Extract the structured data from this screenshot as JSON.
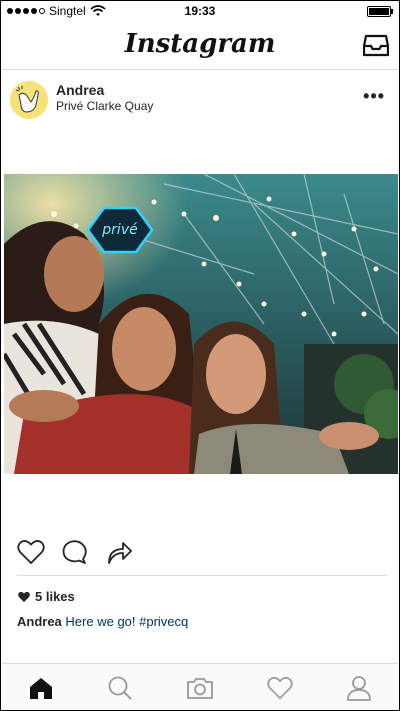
{
  "status_bar": {
    "carrier": "Singtel",
    "time": "19:33"
  },
  "app": {
    "title": "Instagram"
  },
  "post": {
    "username": "Andrea",
    "location": "Privé Clarke Quay",
    "more_label": "•••",
    "photo_sign_text": "privé",
    "likes": "5 likes",
    "caption_user": "Andrea",
    "caption_text": "Here we go! #privecq"
  },
  "icons": {
    "actions": [
      "heart-icon",
      "comment-icon",
      "share-icon"
    ],
    "tabs": [
      "home-icon",
      "search-icon",
      "camera-icon",
      "activity-heart-icon",
      "profile-icon"
    ],
    "header": "inbox-icon"
  }
}
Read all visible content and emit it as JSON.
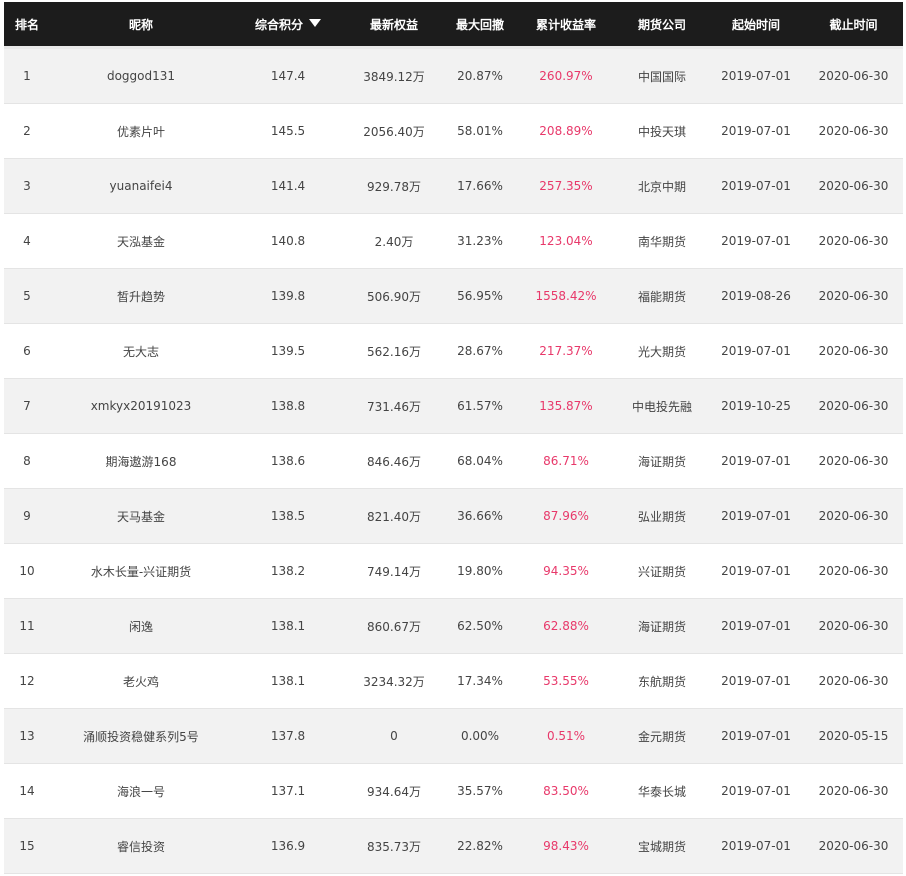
{
  "columns": {
    "rank": "排名",
    "nickname": "昵称",
    "score": "综合积分",
    "equity": "最新权益",
    "drawdown": "最大回撤",
    "cum_return": "累计收益率",
    "company": "期货公司",
    "start": "起始时间",
    "end": "截止时间"
  },
  "sort_icon": "sort-descending-icon",
  "colors": {
    "header_bg": "#1c1c1c",
    "return_text": "#e8386a",
    "row_alt": "#f2f2f2"
  },
  "rows": [
    {
      "rank": "1",
      "nickname": "doggod131",
      "score": "147.4",
      "equity": "3849.12万",
      "drawdown": "20.87%",
      "cum_return": "260.97%",
      "company": "中国国际",
      "start": "2019-07-01",
      "end": "2020-06-30"
    },
    {
      "rank": "2",
      "nickname": "优素片叶",
      "score": "145.5",
      "equity": "2056.40万",
      "drawdown": "58.01%",
      "cum_return": "208.89%",
      "company": "中投天琪",
      "start": "2019-07-01",
      "end": "2020-06-30"
    },
    {
      "rank": "3",
      "nickname": "yuanaifei4",
      "score": "141.4",
      "equity": "929.78万",
      "drawdown": "17.66%",
      "cum_return": "257.35%",
      "company": "北京中期",
      "start": "2019-07-01",
      "end": "2020-06-30"
    },
    {
      "rank": "4",
      "nickname": "天泓基金",
      "score": "140.8",
      "equity": "2.40万",
      "drawdown": "31.23%",
      "cum_return": "123.04%",
      "company": "南华期货",
      "start": "2019-07-01",
      "end": "2020-06-30"
    },
    {
      "rank": "5",
      "nickname": "皙升趋势",
      "score": "139.8",
      "equity": "506.90万",
      "drawdown": "56.95%",
      "cum_return": "1558.42%",
      "company": "福能期货",
      "start": "2019-08-26",
      "end": "2020-06-30"
    },
    {
      "rank": "6",
      "nickname": "无大志",
      "score": "139.5",
      "equity": "562.16万",
      "drawdown": "28.67%",
      "cum_return": "217.37%",
      "company": "光大期货",
      "start": "2019-07-01",
      "end": "2020-06-30"
    },
    {
      "rank": "7",
      "nickname": "xmkyx20191023",
      "score": "138.8",
      "equity": "731.46万",
      "drawdown": "61.57%",
      "cum_return": "135.87%",
      "company": "中电投先融",
      "start": "2019-10-25",
      "end": "2020-06-30"
    },
    {
      "rank": "8",
      "nickname": "期海遨游168",
      "score": "138.6",
      "equity": "846.46万",
      "drawdown": "68.04%",
      "cum_return": "86.71%",
      "company": "海证期货",
      "start": "2019-07-01",
      "end": "2020-06-30"
    },
    {
      "rank": "9",
      "nickname": "天马基金",
      "score": "138.5",
      "equity": "821.40万",
      "drawdown": "36.66%",
      "cum_return": "87.96%",
      "company": "弘业期货",
      "start": "2019-07-01",
      "end": "2020-06-30"
    },
    {
      "rank": "10",
      "nickname": "水木长量-兴证期货",
      "score": "138.2",
      "equity": "749.14万",
      "drawdown": "19.80%",
      "cum_return": "94.35%",
      "company": "兴证期货",
      "start": "2019-07-01",
      "end": "2020-06-30"
    },
    {
      "rank": "11",
      "nickname": "闲逸",
      "score": "138.1",
      "equity": "860.67万",
      "drawdown": "62.50%",
      "cum_return": "62.88%",
      "company": "海证期货",
      "start": "2019-07-01",
      "end": "2020-06-30"
    },
    {
      "rank": "12",
      "nickname": "老火鸡",
      "score": "138.1",
      "equity": "3234.32万",
      "drawdown": "17.34%",
      "cum_return": "53.55%",
      "company": "东航期货",
      "start": "2019-07-01",
      "end": "2020-06-30"
    },
    {
      "rank": "13",
      "nickname": "涌顺投资稳健系列5号",
      "score": "137.8",
      "equity": "0",
      "drawdown": "0.00%",
      "cum_return": "0.51%",
      "company": "金元期货",
      "start": "2019-07-01",
      "end": "2020-05-15"
    },
    {
      "rank": "14",
      "nickname": "海浪一号",
      "score": "137.1",
      "equity": "934.64万",
      "drawdown": "35.57%",
      "cum_return": "83.50%",
      "company": "华泰长城",
      "start": "2019-07-01",
      "end": "2020-06-30"
    },
    {
      "rank": "15",
      "nickname": "睿信投资",
      "score": "136.9",
      "equity": "835.73万",
      "drawdown": "22.82%",
      "cum_return": "98.43%",
      "company": "宝城期货",
      "start": "2019-07-01",
      "end": "2020-06-30"
    }
  ]
}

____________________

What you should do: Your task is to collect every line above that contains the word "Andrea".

Answer to this problem:
    "username": "Andrea",
    "caption_user": "Andrea",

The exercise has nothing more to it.